This is a win for law enforcement officials who have been compounded in technicalities. Although, it is also a cause for concern and opens the door for abuses of authority and power. 

JUSTICE THOMAS delivered the opinion of the Court,

To enforce the Fourth Amendment’s prohibition against “unreasonable searches and seizures,” this Court has at times required courts to exclude evidence obtained by unconstitutional police conduct.

But the Court has also held that, even when there is a Fourth Amendment violation, this exclusionary rule does not apply when the costs of exclusion outweigh its deterrent benefits. In some cases, for example, the link between the unconstitutional conduct and the discovery of the evidence is too attenuated to justify suppression.

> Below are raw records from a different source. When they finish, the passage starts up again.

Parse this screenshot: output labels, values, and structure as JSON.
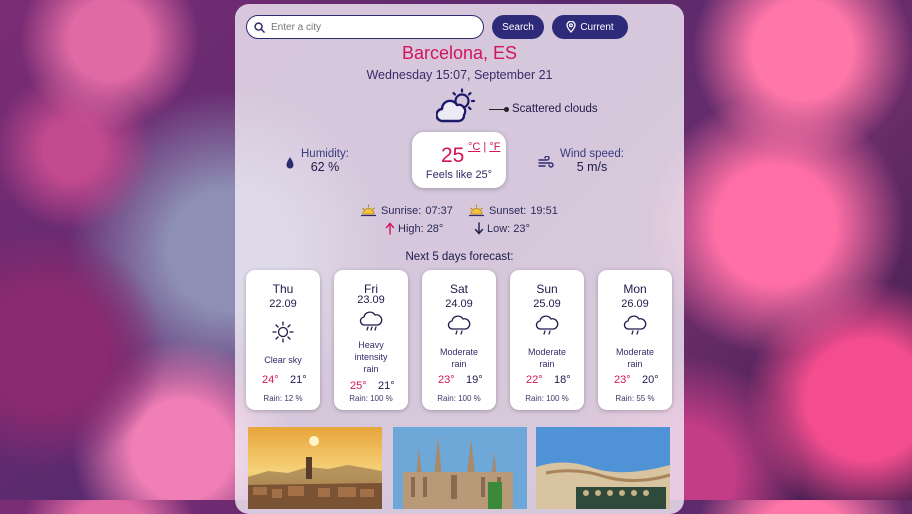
{
  "search": {
    "placeholder": "Enter a city",
    "search_label": "Search",
    "current_label": "Current"
  },
  "location": {
    "city": "Barcelona, ES",
    "datetime": "Wednesday 15:07, September 21"
  },
  "current": {
    "description": "Scattered clouds",
    "temperature": "25",
    "unit_c": "°C",
    "unit_sep": " | ",
    "unit_f": "°F",
    "feels_like": "Feels like 25°",
    "humidity_label": "Humidity:",
    "humidity_value": "62 %",
    "wind_label": "Wind speed:",
    "wind_value": "5 m/s",
    "sunrise_label": "Sunrise:",
    "sunrise_value": "07:37",
    "sunset_label": "Sunset:",
    "sunset_value": "19:51",
    "high_label": "High:",
    "high_value": "28°",
    "low_label": "Low:",
    "low_value": "23°"
  },
  "forecast_title": "Next 5 days forecast:",
  "forecast": [
    {
      "day": "Thu",
      "date": "22.09",
      "icon": "sun-icon",
      "desc1": "Clear sky",
      "desc2": "",
      "desc3": "",
      "high": "24°",
      "low": "21°",
      "rain": "Rain: 12 %"
    },
    {
      "day": "Fri",
      "date": "23.09",
      "icon": "rain-cloud-icon",
      "desc1": "Heavy",
      "desc2": "intensity",
      "desc3": "rain",
      "high": "25°",
      "low": "21°",
      "rain": "Rain: 100 %"
    },
    {
      "day": "Sat",
      "date": "24.09",
      "icon": "rain-cloud-icon",
      "desc1": "Moderate",
      "desc2": "rain",
      "desc3": "",
      "high": "23°",
      "low": "19°",
      "rain": "Rain: 100 %"
    },
    {
      "day": "Sun",
      "date": "25.09",
      "icon": "rain-cloud-icon",
      "desc1": "Moderate",
      "desc2": "rain",
      "desc3": "",
      "high": "22°",
      "low": "18°",
      "rain": "Rain: 100 %"
    },
    {
      "day": "Mon",
      "date": "26.09",
      "icon": "rain-cloud-icon",
      "desc1": "Moderate",
      "desc2": "rain",
      "desc3": "",
      "high": "23°",
      "low": "20°",
      "rain": "Rain: 55 %"
    }
  ],
  "colors": {
    "accent": "#d4145a",
    "primary": "#2e2a7a"
  }
}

The question in this case is whether this attenuation doctrine applies when an officer makes an unconstitutional investigatory stop; learns during that stop that the suspect is subject to a valid arrest warrant; and proceeds to arrest the suspect and seize incriminating evidence during a search incident to that arrest.

We hold that the evidence the officer seized as part of the search incident to arrest is admissible because the officer’s discovery of the arrest warrant attenuated the connection between the unlawful stop and the evidence seized incident to arrest.

Supreme Court weakens the law against unreasonable searches. The “exclusionary rule”: when police obtain evidence of a crime through illegal means, the evidence is usually inadmissible in court.

This rule, an outgrowth of the Fourth Amendment bar on “unreasonable searches and seizures”, deters police from violating citizens’ constitutional rights when undertaking criminal investigations. But the rule just became something closer to a suggestion: on June 20th the Supreme Court divided along gender lines in a 5-3 decision that introduces a loophole in rules for obtaining evidence that were developed more than 50 years ago.

The exclusionary rule has long been contested. Introduced in 1914 for federal prosecutions, it was not applied to all courts until the Supreme Court ruled on Mapp v Ohio 1961. Justice Tom Clark wrote in that case that police would have no incentive to stick to the Fourth Amendment when searching suspects if all the evidence they collect is admissible no matter how they come by it.